The medieval Volterraio Castle on the Isola d’Elba, reopened to the public in 2016, is found at the top of a high plain on the border between the towns of Portoferraio and Rio nell’Elba, and dates to the 12th century. It is believed that its name comes from the Latin Vultur (vulture), but it could also derive from the architect Vanni Gherardo Rau who came from Volterra and was hired by the Pisans in 1231 to fortify the castle built nearly 200 years prior.

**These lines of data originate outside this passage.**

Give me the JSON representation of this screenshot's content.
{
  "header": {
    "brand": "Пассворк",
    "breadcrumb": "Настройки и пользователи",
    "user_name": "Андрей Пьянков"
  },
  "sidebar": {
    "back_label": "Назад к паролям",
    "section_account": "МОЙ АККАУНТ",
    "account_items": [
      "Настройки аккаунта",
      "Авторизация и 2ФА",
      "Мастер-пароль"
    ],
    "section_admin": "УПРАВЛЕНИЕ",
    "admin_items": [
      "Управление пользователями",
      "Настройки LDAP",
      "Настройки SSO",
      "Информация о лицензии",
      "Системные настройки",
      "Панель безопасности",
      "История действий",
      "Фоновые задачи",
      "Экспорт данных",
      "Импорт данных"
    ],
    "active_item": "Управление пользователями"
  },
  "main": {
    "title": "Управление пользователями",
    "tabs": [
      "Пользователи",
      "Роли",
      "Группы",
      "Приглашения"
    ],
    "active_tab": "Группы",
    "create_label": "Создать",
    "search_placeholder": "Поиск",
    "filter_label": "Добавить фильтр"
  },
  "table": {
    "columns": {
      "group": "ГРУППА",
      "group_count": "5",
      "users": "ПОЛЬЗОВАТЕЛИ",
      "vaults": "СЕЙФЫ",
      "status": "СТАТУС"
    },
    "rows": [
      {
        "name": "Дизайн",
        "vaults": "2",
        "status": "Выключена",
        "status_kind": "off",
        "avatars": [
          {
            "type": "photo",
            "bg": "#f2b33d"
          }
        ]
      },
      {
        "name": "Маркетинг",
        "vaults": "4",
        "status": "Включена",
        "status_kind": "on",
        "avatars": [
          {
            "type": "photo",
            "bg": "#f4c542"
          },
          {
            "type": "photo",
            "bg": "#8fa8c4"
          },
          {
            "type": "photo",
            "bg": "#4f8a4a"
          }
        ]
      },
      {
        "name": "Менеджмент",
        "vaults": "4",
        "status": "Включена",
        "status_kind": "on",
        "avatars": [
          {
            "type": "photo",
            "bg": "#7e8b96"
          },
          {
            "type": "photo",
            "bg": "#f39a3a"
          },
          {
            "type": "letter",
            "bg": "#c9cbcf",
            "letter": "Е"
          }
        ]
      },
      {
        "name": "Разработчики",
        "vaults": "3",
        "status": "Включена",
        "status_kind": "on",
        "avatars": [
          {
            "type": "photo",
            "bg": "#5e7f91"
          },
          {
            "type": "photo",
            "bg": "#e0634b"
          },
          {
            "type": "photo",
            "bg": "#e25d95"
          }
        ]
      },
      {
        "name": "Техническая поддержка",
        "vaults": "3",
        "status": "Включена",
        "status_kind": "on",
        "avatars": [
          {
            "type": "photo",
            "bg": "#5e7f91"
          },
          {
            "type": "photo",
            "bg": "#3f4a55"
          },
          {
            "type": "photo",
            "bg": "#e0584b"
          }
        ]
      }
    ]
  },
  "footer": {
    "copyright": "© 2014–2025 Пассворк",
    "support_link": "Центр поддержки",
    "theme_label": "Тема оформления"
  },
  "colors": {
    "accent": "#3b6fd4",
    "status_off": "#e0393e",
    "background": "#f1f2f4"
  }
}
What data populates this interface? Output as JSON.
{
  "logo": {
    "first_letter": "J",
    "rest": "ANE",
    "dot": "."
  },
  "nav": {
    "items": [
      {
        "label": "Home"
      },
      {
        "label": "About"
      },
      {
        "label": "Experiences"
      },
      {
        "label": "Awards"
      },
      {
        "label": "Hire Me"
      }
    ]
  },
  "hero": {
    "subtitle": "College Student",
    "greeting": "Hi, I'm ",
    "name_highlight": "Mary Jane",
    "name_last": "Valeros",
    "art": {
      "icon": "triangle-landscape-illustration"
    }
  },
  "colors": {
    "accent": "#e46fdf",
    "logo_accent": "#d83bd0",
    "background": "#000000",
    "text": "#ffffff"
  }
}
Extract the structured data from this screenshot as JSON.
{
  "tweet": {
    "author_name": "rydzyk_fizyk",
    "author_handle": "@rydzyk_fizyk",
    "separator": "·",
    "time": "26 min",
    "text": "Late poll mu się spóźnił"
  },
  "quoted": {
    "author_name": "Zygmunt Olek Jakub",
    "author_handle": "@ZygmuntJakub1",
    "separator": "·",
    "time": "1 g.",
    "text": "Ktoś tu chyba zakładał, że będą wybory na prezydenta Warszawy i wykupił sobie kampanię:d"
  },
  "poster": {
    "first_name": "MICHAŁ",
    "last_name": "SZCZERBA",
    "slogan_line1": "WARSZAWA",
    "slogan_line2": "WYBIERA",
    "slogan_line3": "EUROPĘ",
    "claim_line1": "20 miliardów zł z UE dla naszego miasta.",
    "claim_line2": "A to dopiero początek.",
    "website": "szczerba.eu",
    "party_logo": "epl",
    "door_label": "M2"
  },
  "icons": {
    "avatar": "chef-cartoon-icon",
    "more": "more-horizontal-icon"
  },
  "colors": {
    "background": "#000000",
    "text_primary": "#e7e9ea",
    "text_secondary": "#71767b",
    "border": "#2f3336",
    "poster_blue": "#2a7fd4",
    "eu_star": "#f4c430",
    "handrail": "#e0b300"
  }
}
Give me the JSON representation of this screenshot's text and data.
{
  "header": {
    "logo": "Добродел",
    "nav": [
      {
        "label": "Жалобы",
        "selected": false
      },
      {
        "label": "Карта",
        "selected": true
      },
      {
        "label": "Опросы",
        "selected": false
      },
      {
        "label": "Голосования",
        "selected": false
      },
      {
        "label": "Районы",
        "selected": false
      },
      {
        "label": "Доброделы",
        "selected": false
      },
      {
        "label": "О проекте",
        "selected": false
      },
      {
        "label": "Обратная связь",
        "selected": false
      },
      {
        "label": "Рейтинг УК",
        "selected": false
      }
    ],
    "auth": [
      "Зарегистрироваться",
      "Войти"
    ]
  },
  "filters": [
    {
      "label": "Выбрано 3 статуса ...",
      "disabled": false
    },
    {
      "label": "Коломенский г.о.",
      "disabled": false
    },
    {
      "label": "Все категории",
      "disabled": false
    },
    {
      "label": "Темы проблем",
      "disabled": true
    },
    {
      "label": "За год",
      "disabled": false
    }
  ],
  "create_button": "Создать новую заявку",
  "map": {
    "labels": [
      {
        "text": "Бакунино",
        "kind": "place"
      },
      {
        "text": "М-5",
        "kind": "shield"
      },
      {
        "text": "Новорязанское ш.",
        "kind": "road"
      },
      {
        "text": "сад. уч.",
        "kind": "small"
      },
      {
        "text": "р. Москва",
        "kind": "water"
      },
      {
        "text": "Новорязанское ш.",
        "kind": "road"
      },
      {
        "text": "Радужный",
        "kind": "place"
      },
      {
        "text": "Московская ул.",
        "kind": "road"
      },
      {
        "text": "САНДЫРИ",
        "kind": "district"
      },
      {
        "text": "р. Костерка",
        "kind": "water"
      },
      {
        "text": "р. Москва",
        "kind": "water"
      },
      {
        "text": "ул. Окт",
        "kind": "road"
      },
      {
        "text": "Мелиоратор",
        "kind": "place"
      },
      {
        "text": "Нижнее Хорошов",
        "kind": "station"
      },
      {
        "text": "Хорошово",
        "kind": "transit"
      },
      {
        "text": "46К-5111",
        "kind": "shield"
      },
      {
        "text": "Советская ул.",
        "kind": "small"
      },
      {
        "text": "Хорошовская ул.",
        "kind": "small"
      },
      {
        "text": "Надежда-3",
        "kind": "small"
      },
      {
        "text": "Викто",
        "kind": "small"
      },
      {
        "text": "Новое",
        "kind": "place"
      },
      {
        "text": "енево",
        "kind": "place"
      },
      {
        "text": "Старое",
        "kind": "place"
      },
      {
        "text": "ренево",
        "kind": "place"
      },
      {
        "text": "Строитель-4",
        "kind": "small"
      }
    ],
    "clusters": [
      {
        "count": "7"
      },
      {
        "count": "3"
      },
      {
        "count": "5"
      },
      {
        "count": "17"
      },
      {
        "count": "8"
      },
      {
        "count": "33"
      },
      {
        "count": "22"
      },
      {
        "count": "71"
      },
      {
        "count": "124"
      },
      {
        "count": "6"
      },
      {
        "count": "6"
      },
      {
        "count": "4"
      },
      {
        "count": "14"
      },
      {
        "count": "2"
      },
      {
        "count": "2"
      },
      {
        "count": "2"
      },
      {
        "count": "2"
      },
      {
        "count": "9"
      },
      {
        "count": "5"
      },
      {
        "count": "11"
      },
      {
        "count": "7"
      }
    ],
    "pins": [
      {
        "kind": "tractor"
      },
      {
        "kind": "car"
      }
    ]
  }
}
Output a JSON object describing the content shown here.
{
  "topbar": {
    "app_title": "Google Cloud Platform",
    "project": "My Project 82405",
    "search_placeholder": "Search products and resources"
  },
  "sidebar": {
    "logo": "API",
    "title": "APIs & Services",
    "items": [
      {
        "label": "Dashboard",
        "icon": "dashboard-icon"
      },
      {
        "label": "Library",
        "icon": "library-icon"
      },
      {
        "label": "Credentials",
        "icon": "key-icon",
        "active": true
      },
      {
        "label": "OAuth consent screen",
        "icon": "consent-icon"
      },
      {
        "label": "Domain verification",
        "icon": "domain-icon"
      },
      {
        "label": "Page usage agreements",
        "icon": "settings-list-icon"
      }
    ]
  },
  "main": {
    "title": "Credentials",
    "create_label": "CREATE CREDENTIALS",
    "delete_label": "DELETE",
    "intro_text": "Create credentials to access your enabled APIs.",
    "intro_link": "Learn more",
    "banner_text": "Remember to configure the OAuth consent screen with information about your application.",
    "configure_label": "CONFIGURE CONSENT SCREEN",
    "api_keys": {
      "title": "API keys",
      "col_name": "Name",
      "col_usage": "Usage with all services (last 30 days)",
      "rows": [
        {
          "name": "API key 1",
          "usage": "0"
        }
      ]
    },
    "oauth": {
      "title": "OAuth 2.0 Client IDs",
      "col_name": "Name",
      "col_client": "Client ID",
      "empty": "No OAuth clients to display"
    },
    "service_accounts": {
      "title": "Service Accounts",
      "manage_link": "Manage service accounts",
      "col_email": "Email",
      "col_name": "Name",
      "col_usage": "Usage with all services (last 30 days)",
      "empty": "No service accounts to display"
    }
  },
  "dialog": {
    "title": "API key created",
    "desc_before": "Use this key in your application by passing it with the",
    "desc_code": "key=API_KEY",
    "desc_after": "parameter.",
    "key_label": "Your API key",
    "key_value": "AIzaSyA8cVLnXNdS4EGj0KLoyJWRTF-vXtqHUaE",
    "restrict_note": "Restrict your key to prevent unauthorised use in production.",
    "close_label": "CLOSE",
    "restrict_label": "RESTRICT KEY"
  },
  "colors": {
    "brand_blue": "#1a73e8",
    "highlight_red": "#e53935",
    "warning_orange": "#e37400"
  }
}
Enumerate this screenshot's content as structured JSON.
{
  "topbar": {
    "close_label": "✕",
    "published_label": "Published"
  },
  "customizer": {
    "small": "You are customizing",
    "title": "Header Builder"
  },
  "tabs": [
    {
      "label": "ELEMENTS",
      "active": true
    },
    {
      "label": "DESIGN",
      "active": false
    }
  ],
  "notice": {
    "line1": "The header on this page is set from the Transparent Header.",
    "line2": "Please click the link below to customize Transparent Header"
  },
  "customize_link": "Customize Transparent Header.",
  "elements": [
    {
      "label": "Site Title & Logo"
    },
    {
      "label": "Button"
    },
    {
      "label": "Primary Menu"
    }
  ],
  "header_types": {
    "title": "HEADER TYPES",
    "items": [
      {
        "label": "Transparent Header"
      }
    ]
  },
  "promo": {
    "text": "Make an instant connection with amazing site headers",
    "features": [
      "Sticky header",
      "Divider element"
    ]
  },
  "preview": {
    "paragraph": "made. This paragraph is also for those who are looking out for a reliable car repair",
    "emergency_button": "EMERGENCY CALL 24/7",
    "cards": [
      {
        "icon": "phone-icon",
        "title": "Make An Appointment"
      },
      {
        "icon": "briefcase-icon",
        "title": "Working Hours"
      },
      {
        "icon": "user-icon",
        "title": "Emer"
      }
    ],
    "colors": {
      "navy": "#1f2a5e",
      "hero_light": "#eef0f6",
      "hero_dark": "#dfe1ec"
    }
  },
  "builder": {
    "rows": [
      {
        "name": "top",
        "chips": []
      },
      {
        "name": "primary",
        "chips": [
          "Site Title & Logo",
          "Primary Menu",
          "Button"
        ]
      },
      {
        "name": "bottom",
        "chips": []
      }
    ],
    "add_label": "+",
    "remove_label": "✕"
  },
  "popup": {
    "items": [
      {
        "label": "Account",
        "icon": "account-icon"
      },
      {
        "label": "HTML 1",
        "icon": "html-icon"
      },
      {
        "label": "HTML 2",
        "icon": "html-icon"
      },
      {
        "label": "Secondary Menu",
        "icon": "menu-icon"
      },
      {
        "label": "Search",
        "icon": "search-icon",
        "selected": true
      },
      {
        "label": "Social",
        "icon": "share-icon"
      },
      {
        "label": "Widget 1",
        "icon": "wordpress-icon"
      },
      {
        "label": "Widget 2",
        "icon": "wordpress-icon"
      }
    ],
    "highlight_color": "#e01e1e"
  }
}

Beginning at the end of the 4th century CE, the top of the hill where the building is located was used as a “high plain fortress,” necessary for the strategic importance Elba had acquired in the Tyrrhenian Sea and for the presence of mineral resources. Volterraio was later made part of the Island’s defense system devised by the Republic of Pisa. Thanks to impressive reinforcements carried out around 1440, the castle was able to resist an attack by the Turks in 1544. Centuries later, in 1798, French troops based in Portoferraio further strengthened the stronghold, but a civic uprising half-destroyed the complex, and from that moment it was definitively abandoned.
The castle has a hexagonal plan, while the quadrangular tower stands in the best point for watch duty and, together with the defensive wall, is the oldest part of the fortress – making it a precious testimony of Elba’s defences. The entrance to the tower is connected to the chemin de ronde (a patrol path atop the castle’s battlement) by a wooden drawbridge. A signalling system covered the island’s entire territory and partly allowed for communication with the watch towers on the Tuscan coast.